- Opening Delimiter -
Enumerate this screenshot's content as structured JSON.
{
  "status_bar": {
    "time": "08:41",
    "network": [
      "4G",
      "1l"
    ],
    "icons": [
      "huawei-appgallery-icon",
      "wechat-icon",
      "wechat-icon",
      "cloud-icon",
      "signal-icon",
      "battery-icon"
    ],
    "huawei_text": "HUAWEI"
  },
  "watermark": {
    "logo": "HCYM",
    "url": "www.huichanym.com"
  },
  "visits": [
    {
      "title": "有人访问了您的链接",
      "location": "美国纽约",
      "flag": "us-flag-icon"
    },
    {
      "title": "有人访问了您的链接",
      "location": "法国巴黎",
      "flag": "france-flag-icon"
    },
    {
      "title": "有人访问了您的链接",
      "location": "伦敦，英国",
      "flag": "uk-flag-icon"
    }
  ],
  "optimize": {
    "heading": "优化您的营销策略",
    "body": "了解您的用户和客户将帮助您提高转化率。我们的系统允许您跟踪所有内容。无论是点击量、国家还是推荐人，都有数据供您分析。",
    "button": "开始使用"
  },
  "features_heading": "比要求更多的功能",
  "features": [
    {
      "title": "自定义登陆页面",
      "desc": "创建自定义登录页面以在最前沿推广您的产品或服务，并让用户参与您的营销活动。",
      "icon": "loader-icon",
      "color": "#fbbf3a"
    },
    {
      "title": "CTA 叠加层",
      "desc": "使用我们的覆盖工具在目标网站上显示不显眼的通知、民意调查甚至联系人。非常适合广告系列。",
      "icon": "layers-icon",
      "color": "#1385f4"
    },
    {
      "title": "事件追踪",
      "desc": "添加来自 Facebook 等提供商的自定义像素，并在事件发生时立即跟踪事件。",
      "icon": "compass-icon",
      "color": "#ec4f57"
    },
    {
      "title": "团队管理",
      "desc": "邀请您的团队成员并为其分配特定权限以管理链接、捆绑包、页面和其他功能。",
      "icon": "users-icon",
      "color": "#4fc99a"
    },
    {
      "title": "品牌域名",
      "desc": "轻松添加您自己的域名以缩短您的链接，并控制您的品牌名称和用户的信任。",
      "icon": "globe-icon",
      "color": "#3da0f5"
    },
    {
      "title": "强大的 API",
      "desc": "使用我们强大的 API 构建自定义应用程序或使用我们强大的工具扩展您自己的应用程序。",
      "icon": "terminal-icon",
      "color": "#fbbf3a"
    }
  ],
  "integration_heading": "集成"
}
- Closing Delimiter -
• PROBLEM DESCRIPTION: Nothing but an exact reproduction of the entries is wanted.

• RESPONSE TO THIS EXERCISE:
Enumerate this screenshot's content as structured JSON.
{
  "status_bar": {
    "time": "08:41",
    "network": [
      "4G",
      "1l"
    ],
    "icons": [
      "huawei-appgallery-icon",
      "wechat-icon",
      "wechat-icon",
      "cloud-icon",
      "signal-icon",
      "battery-icon"
    ],
    "huawei_text": "HUAWEI"
  },
  "watermark": {
    "logo": "HCYM",
    "url": "www.huichanym.com"
  },
  "visits": [
    {
      "title": "有人访问了您的链接",
      "location": "美国纽约",
      "flag": "us-flag-icon"
    },
    {
      "title": "有人访问了您的链接",
      "location": "法国巴黎",
      "flag": "france-flag-icon"
    },
    {
      "title": "有人访问了您的链接",
      "location": "伦敦，英国",
      "flag": "uk-flag-icon"
    }
  ],
  "optimize": {
    "heading": "优化您的营销策略",
    "body": "了解您的用户和客户将帮助您提高转化率。我们的系统允许您跟踪所有内容。无论是点击量、国家还是推荐人，都有数据供您分析。",
    "button": "开始使用"
  },
  "features_heading": "比要求更多的功能",
  "features": [
    {
      "title": "自定义登陆页面",
      "desc": "创建自定义登录页面以在最前沿推广您的产品或服务，并让用户参与您的营销活动。",
      "icon": "loader-icon",
      "color": "#fbbf3a"
    },
    {
      "title": "CTA 叠加层",
      "desc": "使用我们的覆盖工具在目标网站上显示不显眼的通知、民意调查甚至联系人。非常适合广告系列。",
      "icon": "layers-icon",
      "color": "#1385f4"
    },
    {
      "title": "事件追踪",
      "desc": "添加来自 Facebook 等提供商的自定义像素，并在事件发生时立即跟踪事件。",
      "icon": "compass-icon",
      "color": "#ec4f57"
    },
    {
      "title": "团队管理",
      "desc": "邀请您的团队成员并为其分配特定权限以管理链接、捆绑包、页面和其他功能。",
      "icon": "users-icon",
      "color": "#4fc99a"
    },
    {
      "title": "品牌域名",
      "desc": "轻松添加您自己的域名以缩短您的链接，并控制您的品牌名称和用户的信任。",
      "icon": "globe-icon",
      "color": "#3da0f5"
    },
    {
      "title": "强大的 API",
      "desc": "使用我们强大的 API 构建自定义应用程序或使用我们强大的工具扩展您自己的应用程序。",
      "icon": "terminal-icon",
      "color": "#fbbf3a"
    }
  ],
  "integration_heading": "集成"
}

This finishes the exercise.